[Records Boundary: Start]
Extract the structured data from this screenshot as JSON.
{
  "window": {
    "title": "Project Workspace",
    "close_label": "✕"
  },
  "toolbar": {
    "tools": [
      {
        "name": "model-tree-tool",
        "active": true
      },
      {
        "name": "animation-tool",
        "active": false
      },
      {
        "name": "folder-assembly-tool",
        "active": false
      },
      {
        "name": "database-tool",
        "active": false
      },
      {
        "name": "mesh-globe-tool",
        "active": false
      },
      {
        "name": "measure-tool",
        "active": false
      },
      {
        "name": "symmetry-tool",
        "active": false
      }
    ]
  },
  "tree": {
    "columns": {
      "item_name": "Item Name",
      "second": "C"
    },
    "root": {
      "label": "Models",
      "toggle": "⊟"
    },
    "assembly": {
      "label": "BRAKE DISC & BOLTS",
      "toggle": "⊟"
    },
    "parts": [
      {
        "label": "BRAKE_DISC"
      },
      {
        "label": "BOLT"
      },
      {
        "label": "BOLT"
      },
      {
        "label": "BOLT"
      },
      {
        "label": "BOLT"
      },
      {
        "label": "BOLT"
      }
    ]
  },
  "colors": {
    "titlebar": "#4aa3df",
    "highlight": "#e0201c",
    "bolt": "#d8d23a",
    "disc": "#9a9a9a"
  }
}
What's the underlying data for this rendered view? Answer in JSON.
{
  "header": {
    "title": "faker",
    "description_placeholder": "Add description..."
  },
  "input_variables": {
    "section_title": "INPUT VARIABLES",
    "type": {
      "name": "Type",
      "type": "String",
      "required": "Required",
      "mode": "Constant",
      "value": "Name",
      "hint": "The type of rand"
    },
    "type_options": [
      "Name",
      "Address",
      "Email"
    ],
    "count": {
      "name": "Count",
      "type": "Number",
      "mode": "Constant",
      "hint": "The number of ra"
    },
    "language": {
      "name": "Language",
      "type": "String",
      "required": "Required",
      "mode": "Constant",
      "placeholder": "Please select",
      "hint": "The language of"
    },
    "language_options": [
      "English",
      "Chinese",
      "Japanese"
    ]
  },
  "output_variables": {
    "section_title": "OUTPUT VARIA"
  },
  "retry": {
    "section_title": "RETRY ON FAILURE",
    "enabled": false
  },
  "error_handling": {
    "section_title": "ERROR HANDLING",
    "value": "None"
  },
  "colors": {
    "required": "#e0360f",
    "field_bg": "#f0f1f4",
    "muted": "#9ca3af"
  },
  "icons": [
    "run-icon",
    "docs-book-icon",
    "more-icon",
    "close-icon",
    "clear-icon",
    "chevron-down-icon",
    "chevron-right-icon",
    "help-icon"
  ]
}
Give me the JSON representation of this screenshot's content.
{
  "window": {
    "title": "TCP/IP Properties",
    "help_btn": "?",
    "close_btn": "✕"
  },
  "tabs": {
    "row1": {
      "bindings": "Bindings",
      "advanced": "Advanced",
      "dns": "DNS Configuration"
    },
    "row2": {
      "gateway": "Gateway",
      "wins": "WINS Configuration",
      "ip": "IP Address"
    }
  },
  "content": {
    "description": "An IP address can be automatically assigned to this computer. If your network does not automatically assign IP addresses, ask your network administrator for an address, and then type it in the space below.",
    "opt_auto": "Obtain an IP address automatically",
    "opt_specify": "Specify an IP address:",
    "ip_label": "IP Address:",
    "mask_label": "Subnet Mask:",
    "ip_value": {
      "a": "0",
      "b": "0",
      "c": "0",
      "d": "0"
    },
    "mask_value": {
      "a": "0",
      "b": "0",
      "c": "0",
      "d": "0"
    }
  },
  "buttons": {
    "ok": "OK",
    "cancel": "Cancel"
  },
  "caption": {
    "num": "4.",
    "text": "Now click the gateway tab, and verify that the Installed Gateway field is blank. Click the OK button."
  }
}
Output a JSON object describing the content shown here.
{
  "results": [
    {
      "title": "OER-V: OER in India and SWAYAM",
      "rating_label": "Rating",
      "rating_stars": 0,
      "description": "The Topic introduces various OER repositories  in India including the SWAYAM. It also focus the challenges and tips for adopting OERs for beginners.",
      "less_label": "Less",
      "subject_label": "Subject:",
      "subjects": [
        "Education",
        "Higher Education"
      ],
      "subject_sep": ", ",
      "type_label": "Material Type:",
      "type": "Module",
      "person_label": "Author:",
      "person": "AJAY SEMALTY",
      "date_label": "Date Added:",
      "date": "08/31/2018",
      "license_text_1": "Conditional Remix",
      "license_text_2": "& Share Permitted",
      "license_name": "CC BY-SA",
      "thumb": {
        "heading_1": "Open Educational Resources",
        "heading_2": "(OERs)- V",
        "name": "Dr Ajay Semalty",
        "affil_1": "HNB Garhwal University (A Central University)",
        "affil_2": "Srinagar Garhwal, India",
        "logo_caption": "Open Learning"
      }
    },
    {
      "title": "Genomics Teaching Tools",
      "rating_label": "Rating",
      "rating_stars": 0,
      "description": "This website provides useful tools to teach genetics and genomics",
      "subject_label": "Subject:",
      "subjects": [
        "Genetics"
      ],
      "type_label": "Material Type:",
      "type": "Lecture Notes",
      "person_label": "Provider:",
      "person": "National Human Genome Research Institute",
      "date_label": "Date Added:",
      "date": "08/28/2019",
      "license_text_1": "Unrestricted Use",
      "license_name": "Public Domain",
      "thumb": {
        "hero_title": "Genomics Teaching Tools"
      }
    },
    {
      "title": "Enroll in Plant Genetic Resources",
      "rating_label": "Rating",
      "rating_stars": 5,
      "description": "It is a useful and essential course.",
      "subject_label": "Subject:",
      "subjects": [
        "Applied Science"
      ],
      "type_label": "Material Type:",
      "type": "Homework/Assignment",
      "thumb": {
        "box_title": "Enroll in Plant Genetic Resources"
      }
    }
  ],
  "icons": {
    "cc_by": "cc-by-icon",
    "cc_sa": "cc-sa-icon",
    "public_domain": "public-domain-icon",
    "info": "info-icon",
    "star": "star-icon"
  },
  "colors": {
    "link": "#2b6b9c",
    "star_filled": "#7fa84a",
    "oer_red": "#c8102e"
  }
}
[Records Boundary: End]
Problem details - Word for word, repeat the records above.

Response for this exercise -
Extract the structured data from this screenshot as JSON.
{
  "window": {
    "title": "Project Workspace",
    "close_label": "✕"
  },
  "toolbar": {
    "tools": [
      {
        "name": "model-tree-tool",
        "active": true
      },
      {
        "name": "animation-tool",
        "active": false
      },
      {
        "name": "folder-assembly-tool",
        "active": false
      },
      {
        "name": "database-tool",
        "active": false
      },
      {
        "name": "mesh-globe-tool",
        "active": false
      },
      {
        "name": "measure-tool",
        "active": false
      },
      {
        "name": "symmetry-tool",
        "active": false
      }
    ]
  },
  "tree": {
    "columns": {
      "item_name": "Item Name",
      "second": "C"
    },
    "root": {
      "label": "Models",
      "toggle": "⊟"
    },
    "assembly": {
      "label": "BRAKE DISC & BOLTS",
      "toggle": "⊟"
    },
    "parts": [
      {
        "label": "BRAKE_DISC"
      },
      {
        "label": "BOLT"
      },
      {
        "label": "BOLT"
      },
      {
        "label": "BOLT"
      },
      {
        "label": "BOLT"
      },
      {
        "label": "BOLT"
      }
    ]
  },
  "colors": {
    "titlebar": "#4aa3df",
    "highlight": "#e0201c",
    "bolt": "#d8d23a",
    "disc": "#9a9a9a"
  }
}
What's the underlying data for this rendered view? Answer in JSON.
{
  "header": {
    "title": "faker",
    "description_placeholder": "Add description..."
  },
  "input_variables": {
    "section_title": "INPUT VARIABLES",
    "type": {
      "name": "Type",
      "type": "String",
      "required": "Required",
      "mode": "Constant",
      "value": "Name",
      "hint": "The type of rand"
    },
    "type_options": [
      "Name",
      "Address",
      "Email"
    ],
    "count": {
      "name": "Count",
      "type": "Number",
      "mode": "Constant",
      "hint": "The number of ra"
    },
    "language": {
      "name": "Language",
      "type": "String",
      "required": "Required",
      "mode": "Constant",
      "placeholder": "Please select",
      "hint": "The language of"
    },
    "language_options": [
      "English",
      "Chinese",
      "Japanese"
    ]
  },
  "output_variables": {
    "section_title": "OUTPUT VARIA"
  },
  "retry": {
    "section_title": "RETRY ON FAILURE",
    "enabled": false
  },
  "error_handling": {
    "section_title": "ERROR HANDLING",
    "value": "None"
  },
  "colors": {
    "required": "#e0360f",
    "field_bg": "#f0f1f4",
    "muted": "#9ca3af"
  },
  "icons": [
    "run-icon",
    "docs-book-icon",
    "more-icon",
    "close-icon",
    "clear-icon",
    "chevron-down-icon",
    "chevron-right-icon",
    "help-icon"
  ]
}
Give me the JSON representation of this screenshot's content.
{
  "window": {
    "title": "TCP/IP Properties",
    "help_btn": "?",
    "close_btn": "✕"
  },
  "tabs": {
    "row1": {
      "bindings": "Bindings",
      "advanced": "Advanced",
      "dns": "DNS Configuration"
    },
    "row2": {
      "gateway": "Gateway",
      "wins": "WINS Configuration",
      "ip": "IP Address"
    }
  },
  "content": {
    "description": "An IP address can be automatically assigned to this computer. If your network does not automatically assign IP addresses, ask your network administrator for an address, and then type it in the space below.",
    "opt_auto": "Obtain an IP address automatically",
    "opt_specify": "Specify an IP address:",
    "ip_label": "IP Address:",
    "mask_label": "Subnet Mask:",
    "ip_value": {
      "a": "0",
      "b": "0",
      "c": "0",
      "d": "0"
    },
    "mask_value": {
      "a": "0",
      "b": "0",
      "c": "0",
      "d": "0"
    }
  },
  "buttons": {
    "ok": "OK",
    "cancel": "Cancel"
  },
  "caption": {
    "num": "4.",
    "text": "Now click the gateway tab, and verify that the Installed Gateway field is blank. Click the OK button."
  }
}
Output a JSON object describing the content shown here.
{
  "results": [
    {
      "title": "OER-V: OER in India and SWAYAM",
      "rating_label": "Rating",
      "rating_stars": 0,
      "description": "The Topic introduces various OER repositories  in India including the SWAYAM. It also focus the challenges and tips for adopting OERs for beginners.",
      "less_label": "Less",
      "subject_label": "Subject:",
      "subjects": [
        "Education",
        "Higher Education"
      ],
      "subject_sep": ", ",
      "type_label": "Material Type:",
      "type": "Module",
      "person_label": "Author:",
      "person": "AJAY SEMALTY",
      "date_label": "Date Added:",
      "date": "08/31/2018",
      "license_text_1": "Conditional Remix",
      "license_text_2": "& Share Permitted",
      "license_name": "CC BY-SA",
      "thumb": {
        "heading_1": "Open Educational Resources",
        "heading_2": "(OERs)- V",
        "name": "Dr Ajay Semalty",
        "affil_1": "HNB Garhwal University (A Central University)",
        "affil_2": "Srinagar Garhwal, India",
        "logo_caption": "Open Learning"
      }
    },
    {
      "title": "Genomics Teaching Tools",
      "rating_label": "Rating",
      "rating_stars": 0,
      "description": "This website provides useful tools to teach genetics and genomics",
      "subject_label": "Subject:",
      "subjects": [
        "Genetics"
      ],
      "type_label": "Material Type:",
      "type": "Lecture Notes",
      "person_label": "Provider:",
      "person": "National Human Genome Research Institute",
      "date_label": "Date Added:",
      "date": "08/28/2019",
      "license_text_1": "Unrestricted Use",
      "license_name": "Public Domain",
      "thumb": {
        "hero_title": "Genomics Teaching Tools"
      }
    },
    {
      "title": "Enroll in Plant Genetic Resources",
      "rating_label": "Rating",
      "rating_stars": 5,
      "description": "It is a useful and essential course.",
      "subject_label": "Subject:",
      "subjects": [
        "Applied Science"
      ],
      "type_label": "Material Type:",
      "type": "Homework/Assignment",
      "thumb": {
        "box_title": "Enroll in Plant Genetic Resources"
      }
    }
  ],
  "icons": {
    "cc_by": "cc-by-icon",
    "cc_sa": "cc-sa-icon",
    "public_domain": "public-domain-icon",
    "info": "info-icon",
    "star": "star-icon"
  },
  "colors": {
    "link": "#2b6b9c",
    "star_filled": "#7fa84a",
    "oer_red": "#c8102e"
  }
}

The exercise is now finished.